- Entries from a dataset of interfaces
== Segment start ==

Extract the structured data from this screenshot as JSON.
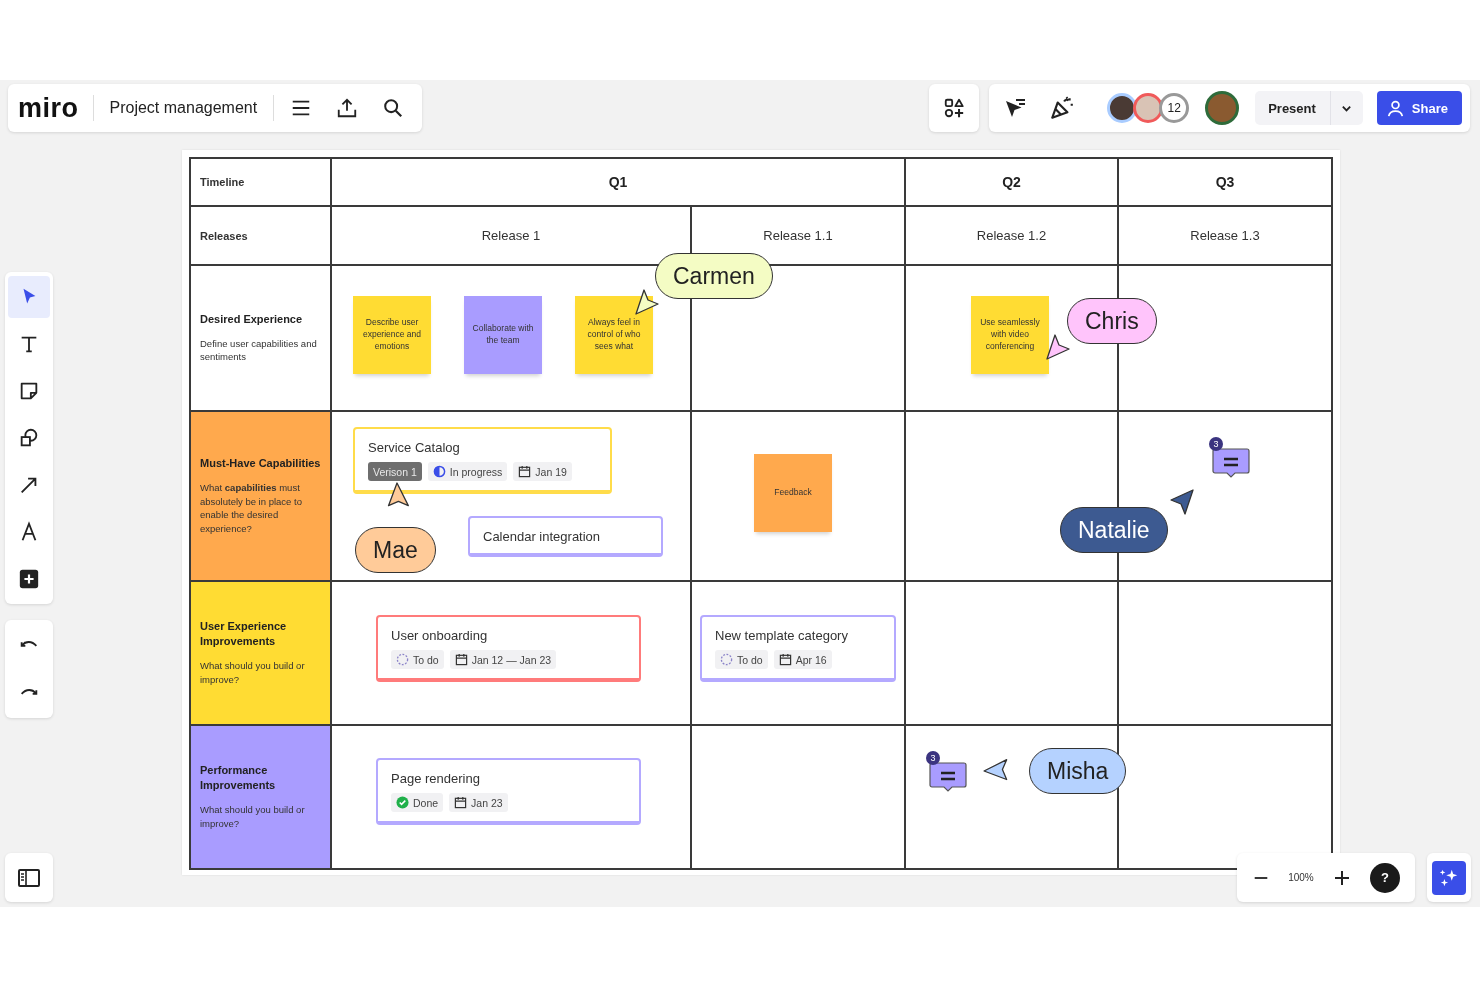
{
  "app": {
    "logo": "miro",
    "board_title": "Project management"
  },
  "collaborators": {
    "count": "12"
  },
  "buttons": {
    "present": "Present",
    "share": "Share"
  },
  "tools": [
    {
      "kind": "select",
      "selected": true
    },
    {
      "kind": "text",
      "selected": false
    },
    {
      "kind": "sticky",
      "selected": false
    },
    {
      "kind": "shapes",
      "selected": false
    },
    {
      "kind": "line",
      "selected": false
    },
    {
      "kind": "pen",
      "selected": false
    },
    {
      "kind": "add",
      "selected": false
    }
  ],
  "zoom": {
    "level_text": "100%",
    "help": "?"
  },
  "table": {
    "timeline_label": "Timeline",
    "releases_label": "Releases",
    "quarters": [
      {
        "label": "Q1",
        "releases": [
          "Release 1",
          "Release 1.1"
        ]
      },
      {
        "label": "Q2",
        "releases": [
          "Release 1.2"
        ]
      },
      {
        "label": "Q3",
        "releases": [
          "Release 1.3"
        ]
      }
    ],
    "rows": [
      {
        "title": "Desired Experience",
        "description": "Define user capabilities and sentiments",
        "color": "#ffffff"
      },
      {
        "title": "Must-Have Capabilities",
        "description": "What **capabilities** must absolutely be in place to enable the desired experience?",
        "color": "#ffa94d"
      },
      {
        "title": "User Experience Improvements",
        "description": "What should you build or improve?",
        "color": "#ffdc33"
      },
      {
        "title": "Performance Improvements",
        "description": "What should you build or improve?",
        "color": "#a99cff"
      }
    ]
  },
  "stickies": [
    {
      "text": "Describe user experience and emotions",
      "color": "#ffdc33"
    },
    {
      "text": "Collaborate with the team",
      "color": "#a99cff"
    },
    {
      "text": "Always feel in control of who sees what",
      "color": "#ffdc33"
    },
    {
      "text": "Use seamlessly with video conferencing",
      "color": "#ffdc33"
    },
    {
      "text": "Feedback",
      "color": "#ffa94d"
    }
  ],
  "cards": [
    {
      "title": "Service Catalog",
      "color": "#ffdc4a",
      "tags": [
        {
          "kind": "version",
          "text": "Verison 1"
        },
        {
          "kind": "in_progress",
          "text": "In progress"
        },
        {
          "kind": "date",
          "text": "Jan 19"
        }
      ]
    },
    {
      "title": "Calendar integration",
      "color": "#b4a9ff"
    },
    {
      "title": "User onboarding",
      "color": "#ff7b7b",
      "tags": [
        {
          "kind": "todo",
          "text": "To do"
        },
        {
          "kind": "date",
          "text": "Jan 12 — Jan 23"
        }
      ]
    },
    {
      "title": "New template category",
      "color": "#b4a9ff",
      "tags": [
        {
          "kind": "todo",
          "text": "To do"
        },
        {
          "kind": "date",
          "text": "Apr 16"
        }
      ]
    },
    {
      "title": "Page rendering",
      "color": "#b4a9ff",
      "tags": [
        {
          "kind": "done",
          "text": "Done"
        },
        {
          "kind": "date",
          "text": "Jan 23"
        }
      ]
    }
  ],
  "cursors": [
    {
      "name": "Carmen",
      "color": "#f4fcc4"
    },
    {
      "name": "Chris",
      "color": "#ffc4fb"
    },
    {
      "name": "Mae",
      "color": "#ffcb99"
    },
    {
      "name": "Natalie",
      "color": "#3d5a91"
    },
    {
      "name": "Misha",
      "color": "#b5d2ff"
    }
  ],
  "comments": [
    {
      "count": "3"
    },
    {
      "count": "3"
    }
  ]
}
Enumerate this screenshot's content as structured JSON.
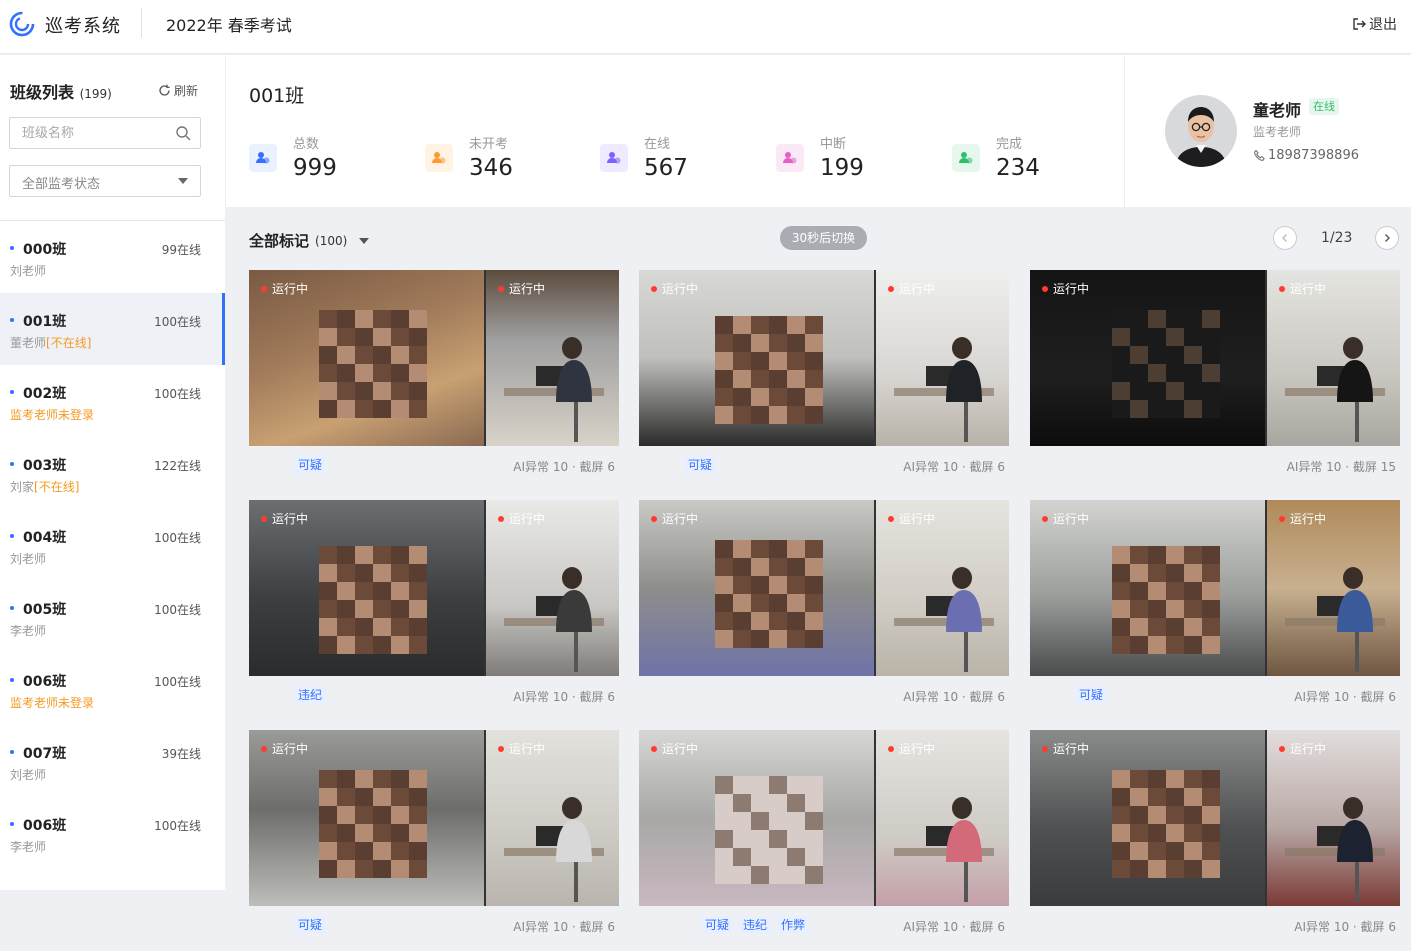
{
  "header": {
    "app_title": "巡考系统",
    "exam_title": "2022年 春季考试",
    "logout_label": "退出"
  },
  "sidebar": {
    "title": "班级列表",
    "count": "(199)",
    "refresh_label": "刷新",
    "search_placeholder": "班级名称",
    "status_filter": "全部监考状态",
    "classes": [
      {
        "name": "000班",
        "online": "99在线",
        "teacher": "刘老师",
        "status": ""
      },
      {
        "name": "001班",
        "online": "100在线",
        "teacher": "董老师",
        "status": "[不在线]"
      },
      {
        "name": "002班",
        "online": "100在线",
        "teacher": "",
        "status": "监考老师未登录"
      },
      {
        "name": "003班",
        "online": "122在线",
        "teacher": "刘家",
        "status": "[不在线]"
      },
      {
        "name": "004班",
        "online": "100在线",
        "teacher": "刘老师",
        "status": ""
      },
      {
        "name": "005班",
        "online": "100在线",
        "teacher": "李老师",
        "status": ""
      },
      {
        "name": "006班",
        "online": "100在线",
        "teacher": "",
        "status": "监考老师未登录"
      },
      {
        "name": "007班",
        "online": "39在线",
        "teacher": "刘老师",
        "status": ""
      },
      {
        "name": "006班",
        "online": "100在线",
        "teacher": "李老师",
        "status": ""
      }
    ]
  },
  "stats": {
    "class_title": "001班",
    "items": [
      {
        "label": "总数",
        "value": "999",
        "color": "#3370ff"
      },
      {
        "label": "未开考",
        "value": "346",
        "color": "#ff9a2e"
      },
      {
        "label": "在线",
        "value": "567",
        "color": "#7b61ff"
      },
      {
        "label": "中断",
        "value": "199",
        "color": "#e660c8"
      },
      {
        "label": "完成",
        "value": "234",
        "color": "#2fbf6b"
      }
    ]
  },
  "teacher": {
    "name": "童老师",
    "badge": "在线",
    "role": "监考老师",
    "phone": "18987398896"
  },
  "main": {
    "marks_title": "全部标记",
    "marks_count": "(100)",
    "switch_label": "30秒后切换",
    "page_text": "1/23",
    "running_label": "运行中",
    "cards": [
      {
        "tags": [
          "可疑"
        ],
        "ai": "AI异常 10",
        "shots": "截屏 6"
      },
      {
        "tags": [
          "可疑"
        ],
        "ai": "AI异常 10",
        "shots": "截屏 6"
      },
      {
        "tags": [],
        "ai": "AI异常 10",
        "shots": "截屏 15"
      },
      {
        "tags": [
          "违纪"
        ],
        "ai": "AI异常 10",
        "shots": "截屏 6"
      },
      {
        "tags": [],
        "ai": "AI异常 10",
        "shots": "截屏 6"
      },
      {
        "tags": [
          "可疑"
        ],
        "ai": "AI异常 10",
        "shots": "截屏 6"
      },
      {
        "tags": [
          "可疑"
        ],
        "ai": "AI异常 10",
        "shots": "截屏 6"
      },
      {
        "tags": [
          "可疑",
          "违纪",
          "作弊"
        ],
        "ai": "AI异常 10",
        "shots": "截屏 6"
      },
      {
        "tags": [],
        "ai": "AI异常 10",
        "shots": "截屏 6"
      }
    ]
  }
}
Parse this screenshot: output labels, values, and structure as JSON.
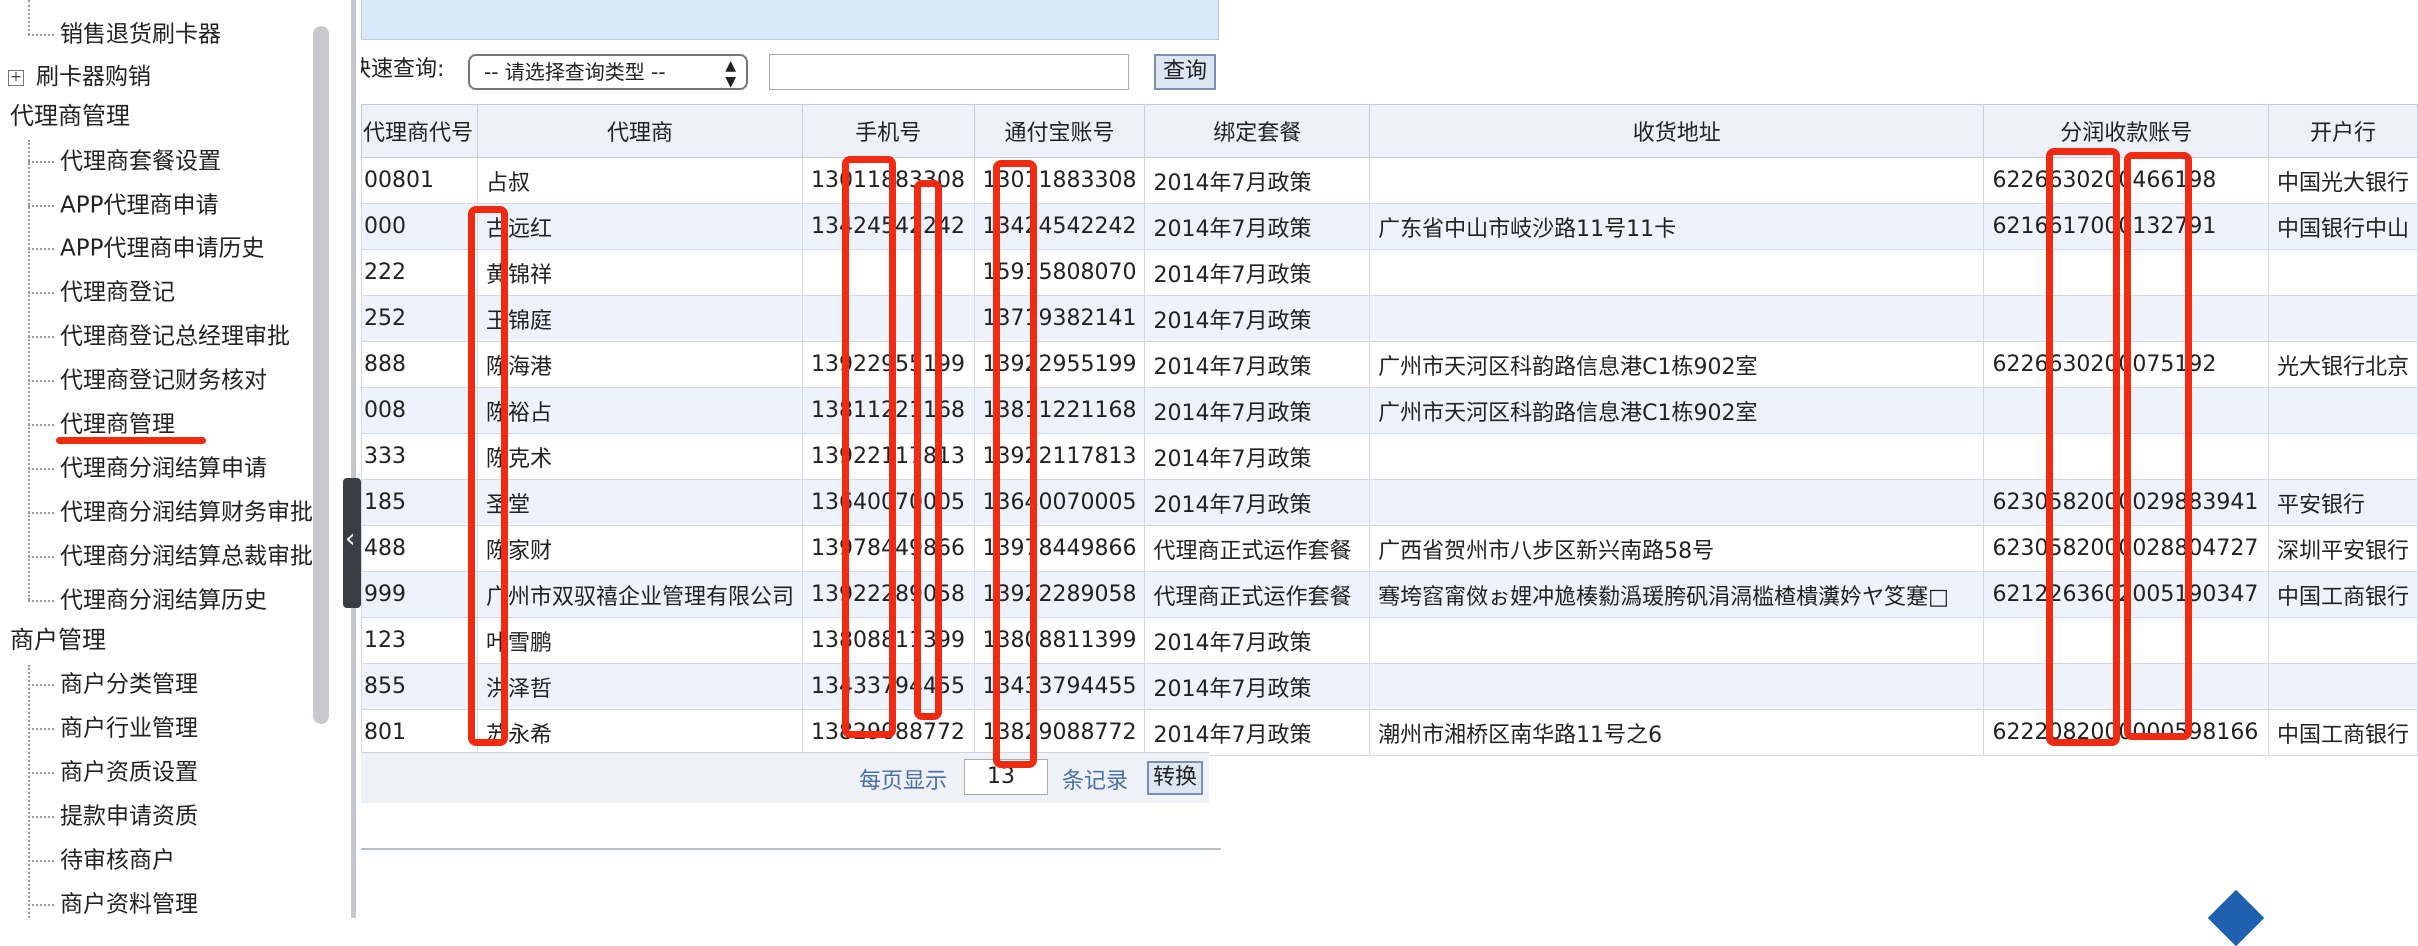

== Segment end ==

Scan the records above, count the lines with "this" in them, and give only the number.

3